NASA announced Tuesday that its Kepler mission has found the first near-Earth-size planet with a sun very similar to our own.
The planet, named Kepler-452b, is the smallest planet discovered to date that is orbiting in a habitable zone similar to Earth. The planet is the appropriate distance from its sun to allow water to pool on its surface and could potentially sustain life.
The planet is 5 percent farther from its sun than Earth. It is larger than Earth and has a 385-day orbit.
Kepler-452, also known as Kepler-452b’s parent star, is estimated to be 1.5 billion years older than our sun but believed to have the same temperature. It is slightly brighter and larger.
The Kepler-452 system is located 1,400 light-years away in the constellation Cygnus. The research paper reporting this finding has been accepted for publication in The Astronomical Journal.

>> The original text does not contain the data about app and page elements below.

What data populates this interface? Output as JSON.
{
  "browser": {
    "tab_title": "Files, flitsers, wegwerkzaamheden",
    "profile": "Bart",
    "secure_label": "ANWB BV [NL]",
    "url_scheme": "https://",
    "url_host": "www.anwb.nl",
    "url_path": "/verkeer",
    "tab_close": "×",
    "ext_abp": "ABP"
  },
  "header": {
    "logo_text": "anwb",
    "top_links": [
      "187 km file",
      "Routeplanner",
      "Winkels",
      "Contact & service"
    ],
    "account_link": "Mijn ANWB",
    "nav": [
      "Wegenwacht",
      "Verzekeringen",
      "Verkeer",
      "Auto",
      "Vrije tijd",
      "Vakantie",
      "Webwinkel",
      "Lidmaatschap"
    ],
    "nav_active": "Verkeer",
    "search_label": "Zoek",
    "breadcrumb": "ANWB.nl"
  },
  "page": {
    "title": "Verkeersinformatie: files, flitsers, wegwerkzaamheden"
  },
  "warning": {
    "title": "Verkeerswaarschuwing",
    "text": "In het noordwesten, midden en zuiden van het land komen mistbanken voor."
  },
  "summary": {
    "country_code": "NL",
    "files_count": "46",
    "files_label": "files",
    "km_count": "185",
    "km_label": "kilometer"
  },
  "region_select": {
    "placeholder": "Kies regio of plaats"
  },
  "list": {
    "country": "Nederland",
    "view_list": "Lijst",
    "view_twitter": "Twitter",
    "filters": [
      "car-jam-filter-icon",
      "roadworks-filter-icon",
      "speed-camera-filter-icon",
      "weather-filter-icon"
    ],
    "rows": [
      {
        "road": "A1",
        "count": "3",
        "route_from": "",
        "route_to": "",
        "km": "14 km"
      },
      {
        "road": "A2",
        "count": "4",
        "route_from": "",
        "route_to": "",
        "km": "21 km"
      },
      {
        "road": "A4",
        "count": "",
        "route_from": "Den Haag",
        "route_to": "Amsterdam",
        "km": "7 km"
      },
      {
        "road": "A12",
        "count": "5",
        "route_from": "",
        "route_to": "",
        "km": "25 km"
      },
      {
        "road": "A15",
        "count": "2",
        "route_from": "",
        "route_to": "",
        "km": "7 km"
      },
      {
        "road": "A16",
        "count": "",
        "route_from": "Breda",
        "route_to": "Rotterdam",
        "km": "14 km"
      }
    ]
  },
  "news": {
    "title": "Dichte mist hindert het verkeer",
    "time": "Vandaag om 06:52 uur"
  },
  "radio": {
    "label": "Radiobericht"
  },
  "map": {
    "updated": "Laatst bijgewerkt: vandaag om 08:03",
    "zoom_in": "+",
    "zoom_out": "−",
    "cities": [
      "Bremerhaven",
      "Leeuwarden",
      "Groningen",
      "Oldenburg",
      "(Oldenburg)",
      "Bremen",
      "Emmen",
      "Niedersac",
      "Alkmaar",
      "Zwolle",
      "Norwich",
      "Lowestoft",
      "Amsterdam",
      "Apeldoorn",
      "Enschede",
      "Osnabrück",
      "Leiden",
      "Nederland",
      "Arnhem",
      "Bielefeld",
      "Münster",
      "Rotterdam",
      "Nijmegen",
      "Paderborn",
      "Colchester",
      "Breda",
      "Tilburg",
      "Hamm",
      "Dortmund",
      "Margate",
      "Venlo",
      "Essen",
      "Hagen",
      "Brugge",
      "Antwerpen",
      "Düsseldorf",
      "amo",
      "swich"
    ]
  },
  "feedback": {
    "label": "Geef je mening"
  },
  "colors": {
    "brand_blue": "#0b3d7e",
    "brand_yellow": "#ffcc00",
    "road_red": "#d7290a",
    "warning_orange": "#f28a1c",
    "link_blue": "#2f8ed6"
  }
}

“On the 20th anniversary year of the discovery that proved other suns host planets, the Kepler exoplanet explorer has discovered a planet and star which most closely resemble the Earth and our Sun,” said John Grunsfeld, associate administrator of NASA’s Science Mission Directorate at the agency’s headquarters in Washington.
“This exciting result brings us one step closer to finding an Earth 2.0.”
Twelve of the new planet candidates have diameters between one to two times that of Earth, and orbit in their star’s habitable zone. Of these, nine orbit stars that are similar to our sun in size and temperature.
“We’ve been able to fully automate our process of identifying planet candidates, which means we can finally assess every transit signal in the entire Kepler dataset quickly and uniformly,” said Jeff Coughlin, Kepler scientist at the SETI Institute in Mountain View, California, who led the analysis of a new candidate catalog.
“This gives astronomers a statistically sound population of planet candidates to accurately determine the number of small, possibly rocky planets like Earth in our Milky Way galaxy.”
These findings, presented in the seventh Kepler Candidate Catalog, will be submitted for publication in the Astrophysical Journal. These findings are derived from data publicly available on the NASA Exoplanet Archive.